§ PROBLEM DETAILS
Scan the data below and pick out the lines containing the word "Bird".
*** EXCERPTED RECORDS Section Begins ***
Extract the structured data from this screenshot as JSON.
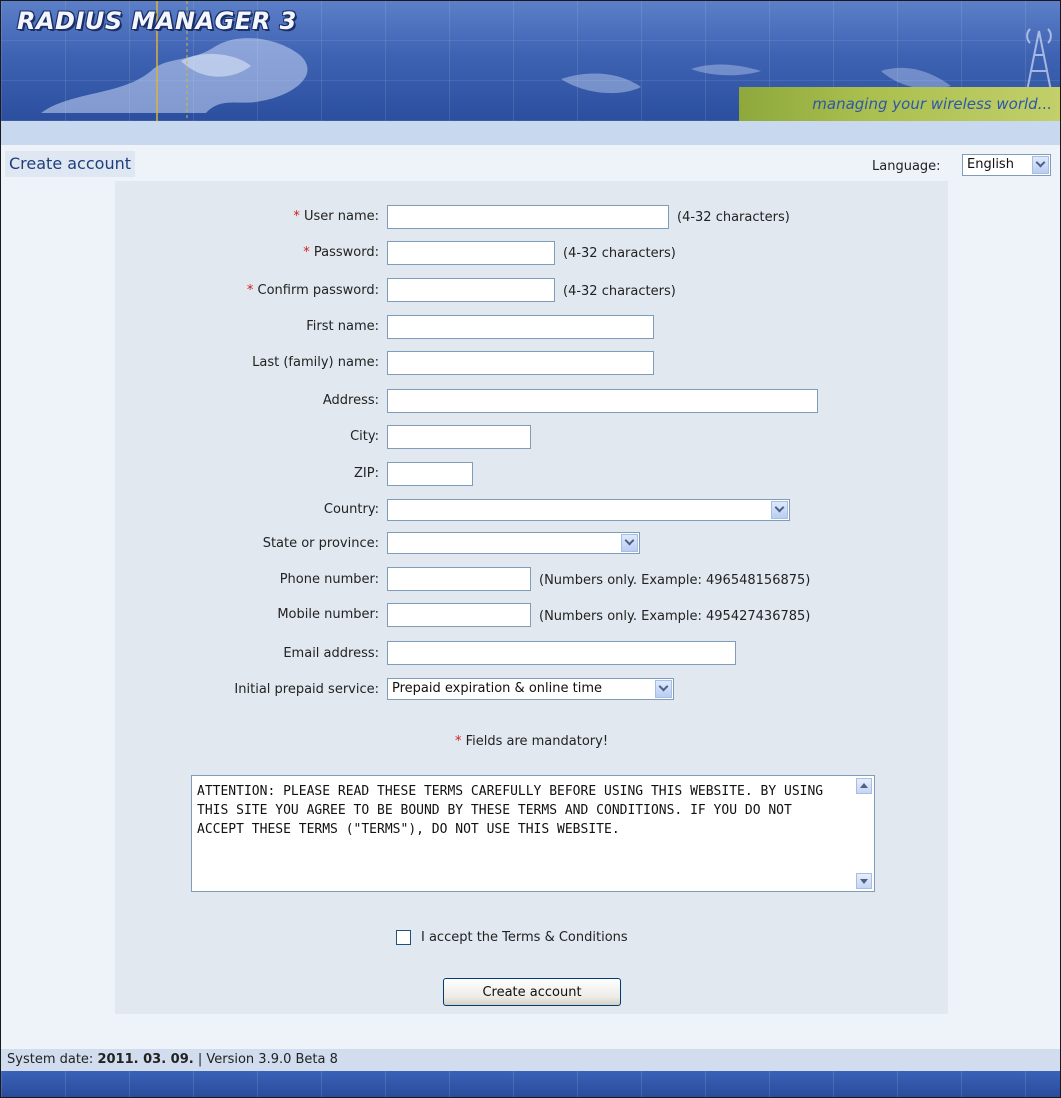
{
  "header": {
    "logo": "RADIUS MANAGER 3",
    "tagline": "managing your wireless world..."
  },
  "page": {
    "title": "Create account",
    "language_label": "Language:",
    "language_value": "English"
  },
  "form": {
    "required_marker": "*",
    "fields": {
      "username": {
        "label": "User name:",
        "hint": "(4-32 characters)",
        "value": ""
      },
      "password": {
        "label": "Password:",
        "hint": "(4-32 characters)",
        "value": ""
      },
      "confirm_password": {
        "label": "Confirm password:",
        "hint": "(4-32 characters)",
        "value": ""
      },
      "first_name": {
        "label": "First name:",
        "value": ""
      },
      "last_name": {
        "label": "Last (family) name:",
        "value": ""
      },
      "address": {
        "label": "Address:",
        "value": ""
      },
      "city": {
        "label": "City:",
        "value": ""
      },
      "zip": {
        "label": "ZIP:",
        "value": ""
      },
      "country": {
        "label": "Country:",
        "value": ""
      },
      "state": {
        "label": "State or province:",
        "value": ""
      },
      "phone": {
        "label": "Phone number:",
        "hint": "(Numbers only. Example: 496548156875)",
        "value": ""
      },
      "mobile": {
        "label": "Mobile number:",
        "hint": "(Numbers only. Example: 495427436785)",
        "value": ""
      },
      "email": {
        "label": "Email address:",
        "value": ""
      },
      "service": {
        "label": "Initial prepaid service:",
        "value": "Prepaid expiration & online time"
      }
    },
    "mandatory_note": "Fields are mandatory!",
    "terms_text": "ATTENTION: PLEASE READ THESE TERMS CAREFULLY BEFORE USING THIS WEBSITE. BY USING THIS SITE YOU AGREE TO BE BOUND BY THESE TERMS AND CONDITIONS. IF YOU DO NOT ACCEPT THESE TERMS (\"TERMS\"), DO NOT USE THIS WEBSITE.",
    "accept_label": "I accept the Terms & Conditions",
    "accept_checked": false,
    "submit_label": "Create account"
  },
  "footer": {
    "system_date_label": "System date:",
    "system_date": "2011. 03. 09.",
    "separator": "|",
    "version": "Version 3.9.0 Beta 8"
  },
  "colors": {
    "banner": "#3f63b3",
    "tagline_box": "#aabf4e",
    "panel": "#e2e8f0",
    "required_star": "#d21a1a"
  }
}
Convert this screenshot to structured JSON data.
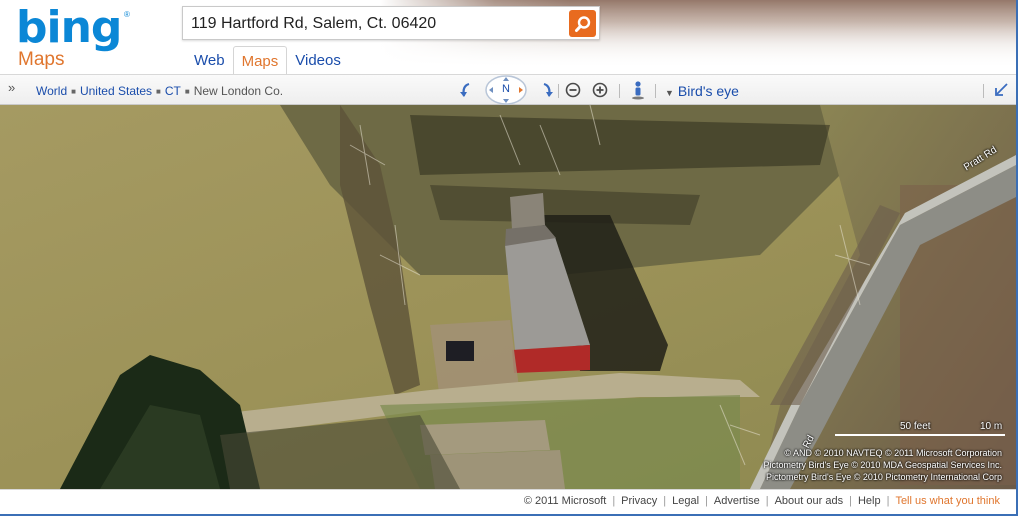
{
  "brand": {
    "logo_text": "bing",
    "vertical": "Maps"
  },
  "search": {
    "value": "119 Hartford Rd, Salem, Ct. 06420"
  },
  "tabs": [
    {
      "label": "Web",
      "active": false
    },
    {
      "label": "Maps",
      "active": true
    },
    {
      "label": "Videos",
      "active": false
    }
  ],
  "toolbar": {
    "breadcrumb": [
      "World",
      "United States",
      "CT",
      "New London Co."
    ],
    "compass_label": "N",
    "view_mode": "Bird's eye"
  },
  "map": {
    "road_label_1": "Pratt Rd",
    "road_label_2": "Rd",
    "scale_feet": "50 feet",
    "scale_meters": "10 m",
    "copyright": [
      "© AND   © 2010 NAVTEQ   © 2011 Microsoft Corporation",
      "Pictometry Bird's Eye © 2010 MDA Geospatial Services Inc.",
      "Pictometry Bird's Eye © 2010 Pictometry International Corp"
    ]
  },
  "footer": {
    "copyright": "© 2011 Microsoft",
    "links": [
      "Privacy",
      "Legal",
      "Advertise",
      "About our ads",
      "Help"
    ],
    "feedback": "Tell us what you think"
  },
  "colors": {
    "brand_blue": "#0b87d6",
    "accent_orange": "#e0762e",
    "link_blue": "#1a4dab"
  }
}
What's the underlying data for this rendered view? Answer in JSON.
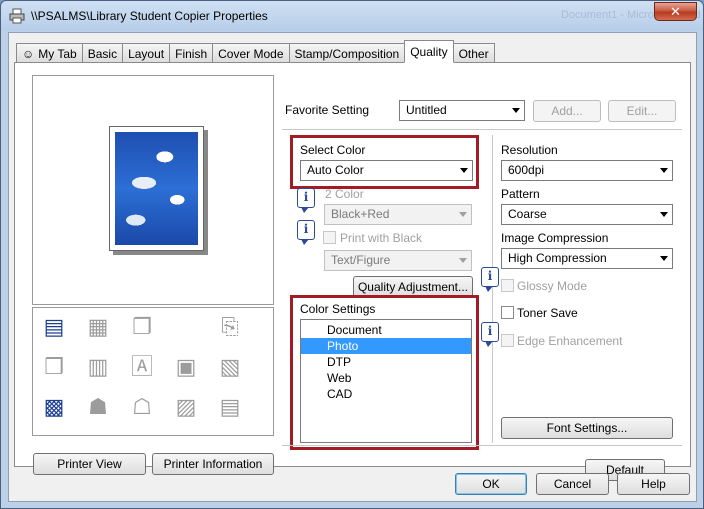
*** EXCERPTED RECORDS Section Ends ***
§ REPLY TO THE TASK
    "view_mode": "Bird's eye"
      "Pictometry Bird's Eye © 2010 MDA Geospatial Services Inc.",
      "Pictometry Bird's Eye © 2010 Pictometry International Corp"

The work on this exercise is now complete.